§ Provided records:

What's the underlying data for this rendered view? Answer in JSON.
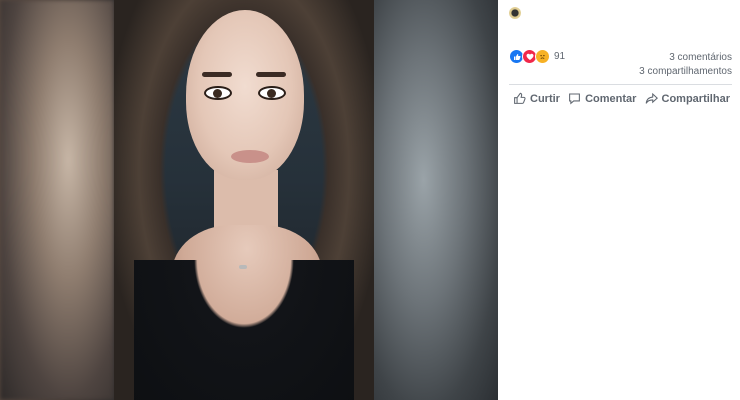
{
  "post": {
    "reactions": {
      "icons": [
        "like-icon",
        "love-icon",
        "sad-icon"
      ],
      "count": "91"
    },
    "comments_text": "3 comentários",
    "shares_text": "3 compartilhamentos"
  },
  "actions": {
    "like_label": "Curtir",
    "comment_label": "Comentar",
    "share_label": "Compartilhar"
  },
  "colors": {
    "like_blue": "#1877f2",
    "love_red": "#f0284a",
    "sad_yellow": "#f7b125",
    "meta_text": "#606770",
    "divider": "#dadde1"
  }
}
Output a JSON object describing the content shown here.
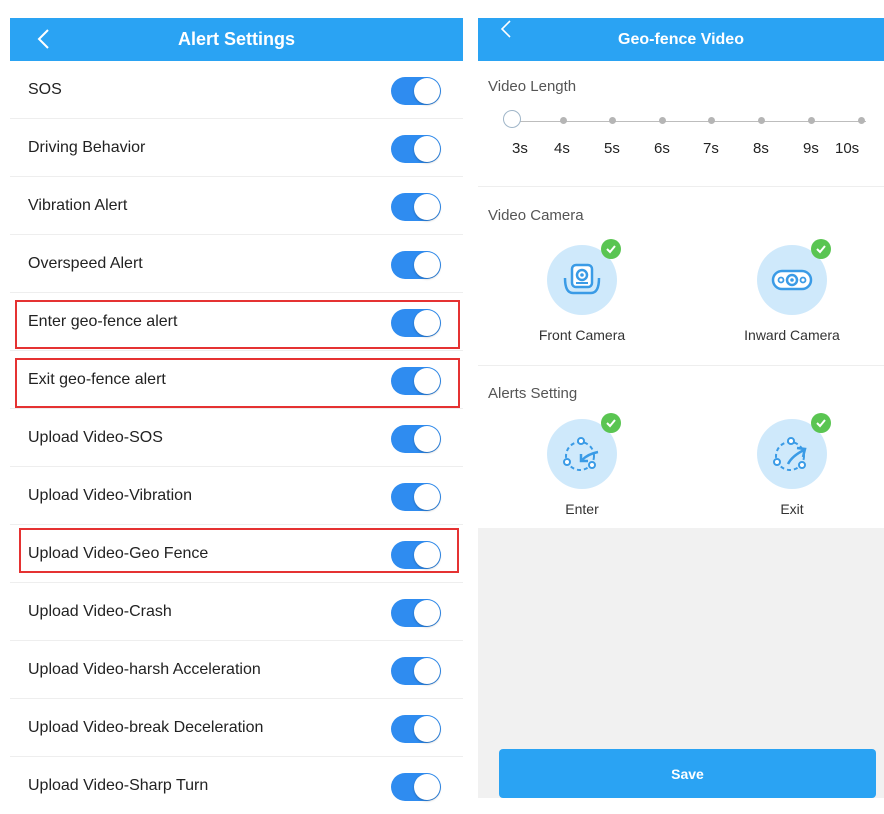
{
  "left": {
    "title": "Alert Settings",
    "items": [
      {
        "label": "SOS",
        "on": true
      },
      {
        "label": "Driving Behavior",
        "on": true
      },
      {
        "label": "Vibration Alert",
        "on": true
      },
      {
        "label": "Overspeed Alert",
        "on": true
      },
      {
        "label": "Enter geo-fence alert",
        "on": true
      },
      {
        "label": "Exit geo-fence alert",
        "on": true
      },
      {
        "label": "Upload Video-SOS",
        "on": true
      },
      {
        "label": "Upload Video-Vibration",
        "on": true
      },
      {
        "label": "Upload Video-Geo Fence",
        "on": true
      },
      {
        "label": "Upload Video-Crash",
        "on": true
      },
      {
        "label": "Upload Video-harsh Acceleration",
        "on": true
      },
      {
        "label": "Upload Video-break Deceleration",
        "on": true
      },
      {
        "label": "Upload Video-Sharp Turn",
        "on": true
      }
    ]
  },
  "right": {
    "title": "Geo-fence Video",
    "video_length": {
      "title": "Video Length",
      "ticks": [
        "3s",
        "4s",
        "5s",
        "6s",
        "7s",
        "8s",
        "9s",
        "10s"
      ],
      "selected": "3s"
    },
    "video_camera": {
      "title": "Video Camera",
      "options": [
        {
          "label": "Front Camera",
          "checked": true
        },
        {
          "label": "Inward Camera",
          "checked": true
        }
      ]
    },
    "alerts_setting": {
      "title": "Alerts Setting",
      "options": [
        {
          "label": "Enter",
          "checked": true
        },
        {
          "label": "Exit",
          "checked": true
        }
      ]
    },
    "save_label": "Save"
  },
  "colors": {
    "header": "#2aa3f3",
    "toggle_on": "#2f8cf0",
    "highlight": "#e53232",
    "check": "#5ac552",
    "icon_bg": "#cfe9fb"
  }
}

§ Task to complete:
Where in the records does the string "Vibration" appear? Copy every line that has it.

§ Response for this exercise:
        "label": "Vibration Alert",
        "label": "Upload Video-Vibration",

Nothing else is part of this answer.